The Cranley administration also has plenty of ongoing work – most importantly, implementing his Hand Up Initiative to reduce poverty.

At the editorial board meeting, Cranley touted his minority inclusion efforts as the way to build a black middle class in Cincinnati. The city is spending well over $1 million on a Croson study, consultant and new Office of Minority Inclusion to increase the use of minority- and women-owned businesses on city projects. We support the goal as a matter of fairness but think the mayor may have gotten carried away with his rhetoric.

Hand Up is a more promising initiative to move the needle on the serious issues facing African Americans and others in our neighborhoods. It will provide job training via three proven programs – Cincinnati Works, Cincinnati Cooks and SOAR – with the aim of pulling 4,000 people out of poverty.

We will be rooting for this program to work, particularly because parents’ financial stability translates into a better growing and learning environment for kids.
Other focus areas in the “ongoing” category include reducing crime, improving police/community relations and supporting neighborhood economic development projects.

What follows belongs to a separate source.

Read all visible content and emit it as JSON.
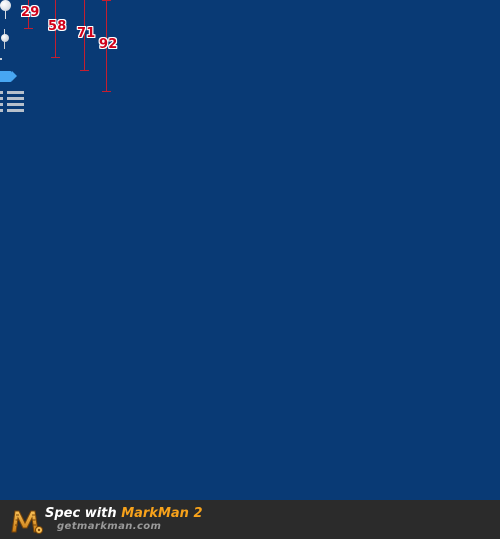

The city will have to be strategic on neighborhood economic development, Cranley said, as it can’t put money into projects in all 52 neighborhoods. Areas with active community development corporations and engaged citizens are most likely to get money to fill funding gaps for specific projects, he said. An Avondale grocery and Mount Airy beer garden remain among likely recipients this year.

The last issue is nowhere on the mayor’s list, and that’s the problem. The streetcar is coming, and we will continue to urge Cranley to not only passively accept that fact but to emulate Councilwoman Amy Murray and actively embrace its possibilities.
It’s no secret that mass transit, walkable neighborhoods and bikes are attractive to millennials – the workers of the future – and Cranley ignores that population at the peril of our city.

Posted in Government Affairs